═══ Records for the task

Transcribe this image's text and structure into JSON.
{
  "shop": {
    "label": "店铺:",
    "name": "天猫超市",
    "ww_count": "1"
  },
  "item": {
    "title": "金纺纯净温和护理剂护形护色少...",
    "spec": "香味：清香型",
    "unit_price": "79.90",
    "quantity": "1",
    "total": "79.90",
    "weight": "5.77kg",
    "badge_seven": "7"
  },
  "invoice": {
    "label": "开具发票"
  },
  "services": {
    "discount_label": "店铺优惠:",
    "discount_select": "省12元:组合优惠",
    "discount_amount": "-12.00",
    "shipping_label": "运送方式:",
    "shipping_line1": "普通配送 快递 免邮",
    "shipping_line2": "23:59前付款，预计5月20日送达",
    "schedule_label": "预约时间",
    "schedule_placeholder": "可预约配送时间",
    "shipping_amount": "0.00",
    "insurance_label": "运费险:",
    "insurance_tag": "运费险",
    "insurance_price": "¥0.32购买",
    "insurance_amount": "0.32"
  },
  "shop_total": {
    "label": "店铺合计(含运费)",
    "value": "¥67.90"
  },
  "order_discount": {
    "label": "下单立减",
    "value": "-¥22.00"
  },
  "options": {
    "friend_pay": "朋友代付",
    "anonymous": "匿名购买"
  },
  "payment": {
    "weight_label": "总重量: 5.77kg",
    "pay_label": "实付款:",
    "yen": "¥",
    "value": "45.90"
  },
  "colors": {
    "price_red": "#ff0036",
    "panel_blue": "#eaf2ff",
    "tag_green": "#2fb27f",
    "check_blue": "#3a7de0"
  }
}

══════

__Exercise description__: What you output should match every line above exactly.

__Task answer__:
Transcribe this image's text and structure into JSON.
{
  "shop": {
    "label": "店铺:",
    "name": "天猫超市",
    "ww_count": "1"
  },
  "item": {
    "title": "金纺纯净温和护理剂护形护色少...",
    "spec": "香味：清香型",
    "unit_price": "79.90",
    "quantity": "1",
    "total": "79.90",
    "weight": "5.77kg",
    "badge_seven": "7"
  },
  "invoice": {
    "label": "开具发票"
  },
  "services": {
    "discount_label": "店铺优惠:",
    "discount_select": "省12元:组合优惠",
    "discount_amount": "-12.00",
    "shipping_label": "运送方式:",
    "shipping_line1": "普通配送 快递 免邮",
    "shipping_line2": "23:59前付款，预计5月20日送达",
    "schedule_label": "预约时间",
    "schedule_placeholder": "可预约配送时间",
    "shipping_amount": "0.00",
    "insurance_label": "运费险:",
    "insurance_tag": "运费险",
    "insurance_price": "¥0.32购买",
    "insurance_amount": "0.32"
  },
  "shop_total": {
    "label": "店铺合计(含运费)",
    "value": "¥67.90"
  },
  "order_discount": {
    "label": "下单立减",
    "value": "-¥22.00"
  },
  "options": {
    "friend_pay": "朋友代付",
    "anonymous": "匿名购买"
  },
  "payment": {
    "weight_label": "总重量: 5.77kg",
    "pay_label": "实付款:",
    "yen": "¥",
    "value": "45.90"
  },
  "colors": {
    "price_red": "#ff0036",
    "panel_blue": "#eaf2ff",
    "tag_green": "#2fb27f",
    "check_blue": "#3a7de0"
  }
}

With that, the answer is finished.